*EXERCISE OBJECTIVE*. Print each entry word for word.

*MATERIAL PROVIDED*.
......
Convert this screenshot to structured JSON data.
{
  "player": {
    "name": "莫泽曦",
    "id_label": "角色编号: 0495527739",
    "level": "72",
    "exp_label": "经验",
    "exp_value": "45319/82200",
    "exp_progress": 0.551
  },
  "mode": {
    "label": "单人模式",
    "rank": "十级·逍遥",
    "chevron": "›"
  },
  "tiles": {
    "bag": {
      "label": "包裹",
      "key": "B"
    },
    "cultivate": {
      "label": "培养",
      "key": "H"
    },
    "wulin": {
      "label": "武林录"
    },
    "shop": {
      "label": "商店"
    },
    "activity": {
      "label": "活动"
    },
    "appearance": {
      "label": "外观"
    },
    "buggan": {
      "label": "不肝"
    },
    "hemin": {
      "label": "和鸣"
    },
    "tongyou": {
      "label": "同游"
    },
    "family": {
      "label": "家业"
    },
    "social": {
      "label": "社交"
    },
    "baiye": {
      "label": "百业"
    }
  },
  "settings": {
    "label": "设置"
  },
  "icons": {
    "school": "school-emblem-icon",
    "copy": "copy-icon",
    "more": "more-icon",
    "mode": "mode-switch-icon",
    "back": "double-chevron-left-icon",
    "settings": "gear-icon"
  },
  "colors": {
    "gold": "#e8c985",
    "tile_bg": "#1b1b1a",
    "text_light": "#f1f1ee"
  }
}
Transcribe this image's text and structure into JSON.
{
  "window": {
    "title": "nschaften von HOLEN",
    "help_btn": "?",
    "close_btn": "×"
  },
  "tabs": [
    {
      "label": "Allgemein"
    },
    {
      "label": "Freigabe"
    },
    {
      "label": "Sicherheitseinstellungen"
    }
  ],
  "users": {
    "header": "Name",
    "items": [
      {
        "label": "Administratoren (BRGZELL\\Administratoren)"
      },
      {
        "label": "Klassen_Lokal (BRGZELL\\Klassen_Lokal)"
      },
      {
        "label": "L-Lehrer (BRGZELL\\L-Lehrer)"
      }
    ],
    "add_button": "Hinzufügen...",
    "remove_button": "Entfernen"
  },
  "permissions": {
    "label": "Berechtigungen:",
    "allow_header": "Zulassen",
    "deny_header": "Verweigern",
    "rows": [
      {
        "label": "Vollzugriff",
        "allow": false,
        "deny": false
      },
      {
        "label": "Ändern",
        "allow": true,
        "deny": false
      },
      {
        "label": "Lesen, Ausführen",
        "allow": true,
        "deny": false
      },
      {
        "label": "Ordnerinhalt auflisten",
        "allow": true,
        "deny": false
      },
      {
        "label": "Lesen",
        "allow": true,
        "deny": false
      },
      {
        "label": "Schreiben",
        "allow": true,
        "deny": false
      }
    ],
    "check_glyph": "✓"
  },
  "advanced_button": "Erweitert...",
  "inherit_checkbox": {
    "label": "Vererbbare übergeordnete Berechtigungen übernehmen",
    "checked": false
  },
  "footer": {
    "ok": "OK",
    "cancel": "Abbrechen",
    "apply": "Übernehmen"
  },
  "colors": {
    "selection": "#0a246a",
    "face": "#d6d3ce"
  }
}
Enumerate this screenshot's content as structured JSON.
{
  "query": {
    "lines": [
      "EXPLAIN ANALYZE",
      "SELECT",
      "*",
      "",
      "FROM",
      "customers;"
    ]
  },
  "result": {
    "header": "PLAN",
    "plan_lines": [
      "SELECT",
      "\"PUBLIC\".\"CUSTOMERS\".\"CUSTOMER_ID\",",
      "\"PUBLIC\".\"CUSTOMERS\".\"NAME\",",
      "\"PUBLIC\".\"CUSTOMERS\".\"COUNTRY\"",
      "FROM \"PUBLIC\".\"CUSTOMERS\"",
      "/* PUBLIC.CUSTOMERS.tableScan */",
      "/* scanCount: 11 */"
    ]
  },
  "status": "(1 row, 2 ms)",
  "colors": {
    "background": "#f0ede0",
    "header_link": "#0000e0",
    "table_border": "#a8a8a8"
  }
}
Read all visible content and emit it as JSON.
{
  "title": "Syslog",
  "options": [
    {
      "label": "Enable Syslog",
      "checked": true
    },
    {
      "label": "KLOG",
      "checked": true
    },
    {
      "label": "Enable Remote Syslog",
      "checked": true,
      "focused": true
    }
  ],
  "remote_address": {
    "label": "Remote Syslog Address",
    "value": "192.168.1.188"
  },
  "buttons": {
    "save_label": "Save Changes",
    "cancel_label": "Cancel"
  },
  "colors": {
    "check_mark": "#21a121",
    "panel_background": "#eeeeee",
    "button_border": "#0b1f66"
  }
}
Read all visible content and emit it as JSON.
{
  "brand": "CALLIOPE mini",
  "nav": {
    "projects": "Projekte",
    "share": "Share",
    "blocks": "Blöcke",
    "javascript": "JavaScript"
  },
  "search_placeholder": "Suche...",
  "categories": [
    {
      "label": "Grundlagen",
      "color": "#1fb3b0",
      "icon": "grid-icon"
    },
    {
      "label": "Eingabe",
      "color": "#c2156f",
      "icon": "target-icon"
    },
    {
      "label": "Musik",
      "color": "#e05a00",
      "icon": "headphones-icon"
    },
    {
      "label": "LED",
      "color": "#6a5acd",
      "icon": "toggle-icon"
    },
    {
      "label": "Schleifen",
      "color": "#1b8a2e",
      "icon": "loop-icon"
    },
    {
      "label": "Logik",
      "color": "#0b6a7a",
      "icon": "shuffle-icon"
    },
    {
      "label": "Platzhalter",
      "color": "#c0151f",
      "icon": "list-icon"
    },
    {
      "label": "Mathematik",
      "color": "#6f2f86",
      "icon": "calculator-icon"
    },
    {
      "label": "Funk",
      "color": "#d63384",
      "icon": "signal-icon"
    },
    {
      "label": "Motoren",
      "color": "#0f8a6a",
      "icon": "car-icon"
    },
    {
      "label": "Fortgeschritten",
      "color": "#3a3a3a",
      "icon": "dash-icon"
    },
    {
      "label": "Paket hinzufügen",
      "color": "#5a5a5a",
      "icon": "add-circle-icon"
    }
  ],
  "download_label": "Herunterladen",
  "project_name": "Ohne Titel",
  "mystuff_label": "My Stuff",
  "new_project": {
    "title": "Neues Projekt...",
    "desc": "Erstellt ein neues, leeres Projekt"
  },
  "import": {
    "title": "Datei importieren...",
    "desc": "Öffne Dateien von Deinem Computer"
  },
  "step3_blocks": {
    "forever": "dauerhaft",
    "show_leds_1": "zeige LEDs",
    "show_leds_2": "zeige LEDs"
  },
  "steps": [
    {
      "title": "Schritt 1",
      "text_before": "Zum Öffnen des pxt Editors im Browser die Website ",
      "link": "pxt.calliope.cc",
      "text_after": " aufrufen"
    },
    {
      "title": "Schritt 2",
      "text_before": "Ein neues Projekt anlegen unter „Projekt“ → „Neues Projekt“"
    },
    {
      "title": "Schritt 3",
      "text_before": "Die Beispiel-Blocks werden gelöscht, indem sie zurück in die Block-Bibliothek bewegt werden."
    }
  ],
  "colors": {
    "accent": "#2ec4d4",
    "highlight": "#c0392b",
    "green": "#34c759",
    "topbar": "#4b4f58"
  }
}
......
*REPLY*.
Convert this screenshot to structured JSON data.
{
  "player": {
    "name": "莫泽曦",
    "id_label": "角色编号: 0495527739",
    "level": "72",
    "exp_label": "经验",
    "exp_value": "45319/82200",
    "exp_progress": 0.551
  },
  "mode": {
    "label": "单人模式",
    "rank": "十级·逍遥",
    "chevron": "›"
  },
  "tiles": {
    "bag": {
      "label": "包裹",
      "key": "B"
    },
    "cultivate": {
      "label": "培养",
      "key": "H"
    },
    "wulin": {
      "label": "武林录"
    },
    "shop": {
      "label": "商店"
    },
    "activity": {
      "label": "活动"
    },
    "appearance": {
      "label": "外观"
    },
    "buggan": {
      "label": "不肝"
    },
    "hemin": {
      "label": "和鸣"
    },
    "tongyou": {
      "label": "同游"
    },
    "family": {
      "label": "家业"
    },
    "social": {
      "label": "社交"
    },
    "baiye": {
      "label": "百业"
    }
  },
  "settings": {
    "label": "设置"
  },
  "icons": {
    "school": "school-emblem-icon",
    "copy": "copy-icon",
    "more": "more-icon",
    "mode": "mode-switch-icon",
    "back": "double-chevron-left-icon",
    "settings": "gear-icon"
  },
  "colors": {
    "gold": "#e8c985",
    "tile_bg": "#1b1b1a",
    "text_light": "#f1f1ee"
  }
}
Transcribe this image's text and structure into JSON.
{
  "window": {
    "title": "nschaften von HOLEN",
    "help_btn": "?",
    "close_btn": "×"
  },
  "tabs": [
    {
      "label": "Allgemein"
    },
    {
      "label": "Freigabe"
    },
    {
      "label": "Sicherheitseinstellungen"
    }
  ],
  "users": {
    "header": "Name",
    "items": [
      {
        "label": "Administratoren (BRGZELL\\Administratoren)"
      },
      {
        "label": "Klassen_Lokal (BRGZELL\\Klassen_Lokal)"
      },
      {
        "label": "L-Lehrer (BRGZELL\\L-Lehrer)"
      }
    ],
    "add_button": "Hinzufügen...",
    "remove_button": "Entfernen"
  },
  "permissions": {
    "label": "Berechtigungen:",
    "allow_header": "Zulassen",
    "deny_header": "Verweigern",
    "rows": [
      {
        "label": "Vollzugriff",
        "allow": false,
        "deny": false
      },
      {
        "label": "Ändern",
        "allow": true,
        "deny": false
      },
      {
        "label": "Lesen, Ausführen",
        "allow": true,
        "deny": false
      },
      {
        "label": "Ordnerinhalt auflisten",
        "allow": true,
        "deny": false
      },
      {
        "label": "Lesen",
        "allow": true,
        "deny": false
      },
      {
        "label": "Schreiben",
        "allow": true,
        "deny": false
      }
    ],
    "check_glyph": "✓"
  },
  "advanced_button": "Erweitert...",
  "inherit_checkbox": {
    "label": "Vererbbare übergeordnete Berechtigungen übernehmen",
    "checked": false
  },
  "footer": {
    "ok": "OK",
    "cancel": "Abbrechen",
    "apply": "Übernehmen"
  },
  "colors": {
    "selection": "#0a246a",
    "face": "#d6d3ce"
  }
}
Enumerate this screenshot's content as structured JSON.
{
  "query": {
    "lines": [
      "EXPLAIN ANALYZE",
      "SELECT",
      "*",
      "",
      "FROM",
      "customers;"
    ]
  },
  "result": {
    "header": "PLAN",
    "plan_lines": [
      "SELECT",
      "\"PUBLIC\".\"CUSTOMERS\".\"CUSTOMER_ID\",",
      "\"PUBLIC\".\"CUSTOMERS\".\"NAME\",",
      "\"PUBLIC\".\"CUSTOMERS\".\"COUNTRY\"",
      "FROM \"PUBLIC\".\"CUSTOMERS\"",
      "/* PUBLIC.CUSTOMERS.tableScan */",
      "/* scanCount: 11 */"
    ]
  },
  "status": "(1 row, 2 ms)",
  "colors": {
    "background": "#f0ede0",
    "header_link": "#0000e0",
    "table_border": "#a8a8a8"
  }
}
Read all visible content and emit it as JSON.
{
  "title": "Syslog",
  "options": [
    {
      "label": "Enable Syslog",
      "checked": true
    },
    {
      "label": "KLOG",
      "checked": true
    },
    {
      "label": "Enable Remote Syslog",
      "checked": true,
      "focused": true
    }
  ],
  "remote_address": {
    "label": "Remote Syslog Address",
    "value": "192.168.1.188"
  },
  "buttons": {
    "save_label": "Save Changes",
    "cancel_label": "Cancel"
  },
  "colors": {
    "check_mark": "#21a121",
    "panel_background": "#eeeeee",
    "button_border": "#0b1f66"
  }
}
Read all visible content and emit it as JSON.
{
  "brand": "CALLIOPE mini",
  "nav": {
    "projects": "Projekte",
    "share": "Share",
    "blocks": "Blöcke",
    "javascript": "JavaScript"
  },
  "search_placeholder": "Suche...",
  "categories": [
    {
      "label": "Grundlagen",
      "color": "#1fb3b0",
      "icon": "grid-icon"
    },
    {
      "label": "Eingabe",
      "color": "#c2156f",
      "icon": "target-icon"
    },
    {
      "label": "Musik",
      "color": "#e05a00",
      "icon": "headphones-icon"
    },
    {
      "label": "LED",
      "color": "#6a5acd",
      "icon": "toggle-icon"
    },
    {
      "label": "Schleifen",
      "color": "#1b8a2e",
      "icon": "loop-icon"
    },
    {
      "label": "Logik",
      "color": "#0b6a7a",
      "icon": "shuffle-icon"
    },
    {
      "label": "Platzhalter",
      "color": "#c0151f",
      "icon": "list-icon"
    },
    {
      "label": "Mathematik",
      "color": "#6f2f86",
      "icon": "calculator-icon"
    },
    {
      "label": "Funk",
      "color": "#d63384",
      "icon": "signal-icon"
    },
    {
      "label": "Motoren",
      "color": "#0f8a6a",
      "icon": "car-icon"
    },
    {
      "label": "Fortgeschritten",
      "color": "#3a3a3a",
      "icon": "dash-icon"
    },
    {
      "label": "Paket hinzufügen",
      "color": "#5a5a5a",
      "icon": "add-circle-icon"
    }
  ],
  "download_label": "Herunterladen",
  "project_name": "Ohne Titel",
  "mystuff_label": "My Stuff",
  "new_project": {
    "title": "Neues Projekt...",
    "desc": "Erstellt ein neues, leeres Projekt"
  },
  "import": {
    "title": "Datei importieren...",
    "desc": "Öffne Dateien von Deinem Computer"
  },
  "step3_blocks": {
    "forever": "dauerhaft",
    "show_leds_1": "zeige LEDs",
    "show_leds_2": "zeige LEDs"
  },
  "steps": [
    {
      "title": "Schritt 1",
      "text_before": "Zum Öffnen des pxt Editors im Browser die Website ",
      "link": "pxt.calliope.cc",
      "text_after": " aufrufen"
    },
    {
      "title": "Schritt 2",
      "text_before": "Ein neues Projekt anlegen unter „Projekt“ → „Neues Projekt“"
    },
    {
      "title": "Schritt 3",
      "text_before": "Die Beispiel-Blocks werden gelöscht, indem sie zurück in die Block-Bibliothek bewegt werden."
    }
  ],
  "colors": {
    "accent": "#2ec4d4",
    "highlight": "#c0392b",
    "green": "#34c759",
    "topbar": "#4b4f58"
  }
}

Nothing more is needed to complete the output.